*Your assignment*:
Work out how many lines of the data contain "pill" and reply with that number alone.

[Entries from a dataset of interfaces]
• • • • • • •
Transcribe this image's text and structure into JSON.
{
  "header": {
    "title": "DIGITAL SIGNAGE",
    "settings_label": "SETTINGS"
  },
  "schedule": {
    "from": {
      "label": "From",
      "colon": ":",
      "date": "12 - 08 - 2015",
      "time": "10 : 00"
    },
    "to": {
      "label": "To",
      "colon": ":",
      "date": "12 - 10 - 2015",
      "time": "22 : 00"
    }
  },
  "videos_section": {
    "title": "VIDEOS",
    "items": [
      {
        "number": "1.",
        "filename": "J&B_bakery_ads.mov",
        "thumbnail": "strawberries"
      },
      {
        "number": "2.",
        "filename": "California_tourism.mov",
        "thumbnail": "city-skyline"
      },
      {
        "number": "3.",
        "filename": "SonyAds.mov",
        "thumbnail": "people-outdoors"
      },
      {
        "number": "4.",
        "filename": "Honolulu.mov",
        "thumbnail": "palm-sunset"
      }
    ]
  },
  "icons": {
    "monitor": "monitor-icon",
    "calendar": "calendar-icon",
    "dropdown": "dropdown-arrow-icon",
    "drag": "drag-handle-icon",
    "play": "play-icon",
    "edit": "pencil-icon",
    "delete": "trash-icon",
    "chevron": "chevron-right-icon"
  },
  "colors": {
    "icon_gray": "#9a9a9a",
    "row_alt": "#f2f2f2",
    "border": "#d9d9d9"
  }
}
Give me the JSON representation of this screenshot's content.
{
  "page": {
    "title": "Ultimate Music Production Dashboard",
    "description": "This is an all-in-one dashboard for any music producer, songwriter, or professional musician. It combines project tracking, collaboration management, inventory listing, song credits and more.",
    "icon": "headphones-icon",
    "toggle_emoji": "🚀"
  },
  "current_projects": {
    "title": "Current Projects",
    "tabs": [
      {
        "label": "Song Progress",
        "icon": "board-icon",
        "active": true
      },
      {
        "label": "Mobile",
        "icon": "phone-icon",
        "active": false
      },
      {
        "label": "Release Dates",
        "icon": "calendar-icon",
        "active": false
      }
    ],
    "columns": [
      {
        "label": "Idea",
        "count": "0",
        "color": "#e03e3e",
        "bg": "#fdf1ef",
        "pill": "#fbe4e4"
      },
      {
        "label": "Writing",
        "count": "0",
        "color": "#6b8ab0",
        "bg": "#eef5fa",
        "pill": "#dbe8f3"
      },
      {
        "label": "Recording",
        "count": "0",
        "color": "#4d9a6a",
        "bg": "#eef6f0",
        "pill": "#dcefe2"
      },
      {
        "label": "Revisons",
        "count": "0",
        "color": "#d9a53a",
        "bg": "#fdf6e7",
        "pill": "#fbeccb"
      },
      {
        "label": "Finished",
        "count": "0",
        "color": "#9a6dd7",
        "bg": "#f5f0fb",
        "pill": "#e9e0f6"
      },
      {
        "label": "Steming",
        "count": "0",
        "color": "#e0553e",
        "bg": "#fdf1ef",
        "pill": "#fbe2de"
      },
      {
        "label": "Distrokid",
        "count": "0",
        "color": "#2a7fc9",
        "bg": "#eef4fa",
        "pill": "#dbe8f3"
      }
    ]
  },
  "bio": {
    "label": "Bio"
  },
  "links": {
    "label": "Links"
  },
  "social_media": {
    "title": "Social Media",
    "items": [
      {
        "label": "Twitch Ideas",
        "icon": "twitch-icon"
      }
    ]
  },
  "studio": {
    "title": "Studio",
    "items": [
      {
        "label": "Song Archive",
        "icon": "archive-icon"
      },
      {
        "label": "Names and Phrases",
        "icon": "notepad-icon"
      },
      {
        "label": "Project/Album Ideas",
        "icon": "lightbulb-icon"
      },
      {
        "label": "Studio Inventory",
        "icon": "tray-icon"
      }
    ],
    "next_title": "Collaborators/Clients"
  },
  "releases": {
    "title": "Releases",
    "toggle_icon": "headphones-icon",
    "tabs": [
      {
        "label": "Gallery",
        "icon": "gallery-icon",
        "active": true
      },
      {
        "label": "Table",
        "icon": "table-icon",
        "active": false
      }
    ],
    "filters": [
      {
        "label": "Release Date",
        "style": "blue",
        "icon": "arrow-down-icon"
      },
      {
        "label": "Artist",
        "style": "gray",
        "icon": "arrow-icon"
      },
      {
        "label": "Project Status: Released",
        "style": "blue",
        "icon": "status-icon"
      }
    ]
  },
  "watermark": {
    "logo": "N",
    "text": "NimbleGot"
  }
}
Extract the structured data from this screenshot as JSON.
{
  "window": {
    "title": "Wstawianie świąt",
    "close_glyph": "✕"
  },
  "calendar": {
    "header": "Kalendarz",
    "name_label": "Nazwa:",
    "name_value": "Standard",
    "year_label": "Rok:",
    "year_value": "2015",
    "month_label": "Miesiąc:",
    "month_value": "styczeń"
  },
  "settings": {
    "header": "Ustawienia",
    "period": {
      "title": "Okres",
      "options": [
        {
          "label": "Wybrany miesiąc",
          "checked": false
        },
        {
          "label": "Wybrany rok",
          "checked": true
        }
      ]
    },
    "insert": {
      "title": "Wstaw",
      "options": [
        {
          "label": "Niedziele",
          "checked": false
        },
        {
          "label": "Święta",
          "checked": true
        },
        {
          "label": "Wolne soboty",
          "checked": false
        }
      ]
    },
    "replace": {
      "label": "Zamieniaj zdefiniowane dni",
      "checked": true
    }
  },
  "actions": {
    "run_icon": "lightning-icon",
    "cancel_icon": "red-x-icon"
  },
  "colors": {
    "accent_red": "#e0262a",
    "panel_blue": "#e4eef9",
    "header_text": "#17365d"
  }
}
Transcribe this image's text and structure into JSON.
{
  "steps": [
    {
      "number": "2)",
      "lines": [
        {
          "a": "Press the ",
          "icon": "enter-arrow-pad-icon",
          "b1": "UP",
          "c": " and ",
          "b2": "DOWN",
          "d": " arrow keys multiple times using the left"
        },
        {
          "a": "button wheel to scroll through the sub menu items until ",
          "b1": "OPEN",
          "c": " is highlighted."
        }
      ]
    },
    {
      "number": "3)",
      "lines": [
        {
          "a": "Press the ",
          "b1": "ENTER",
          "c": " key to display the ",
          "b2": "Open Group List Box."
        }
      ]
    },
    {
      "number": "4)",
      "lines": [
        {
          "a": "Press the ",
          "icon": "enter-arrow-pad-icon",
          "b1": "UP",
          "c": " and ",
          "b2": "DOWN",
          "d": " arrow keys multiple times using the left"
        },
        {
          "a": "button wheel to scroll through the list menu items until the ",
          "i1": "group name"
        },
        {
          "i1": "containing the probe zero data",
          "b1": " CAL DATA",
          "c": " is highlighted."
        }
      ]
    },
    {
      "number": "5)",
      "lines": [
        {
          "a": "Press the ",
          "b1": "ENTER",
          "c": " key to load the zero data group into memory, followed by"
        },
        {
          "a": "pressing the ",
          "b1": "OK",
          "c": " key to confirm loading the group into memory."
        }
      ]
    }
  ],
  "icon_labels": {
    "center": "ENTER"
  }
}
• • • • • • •
*Solved problem*:
7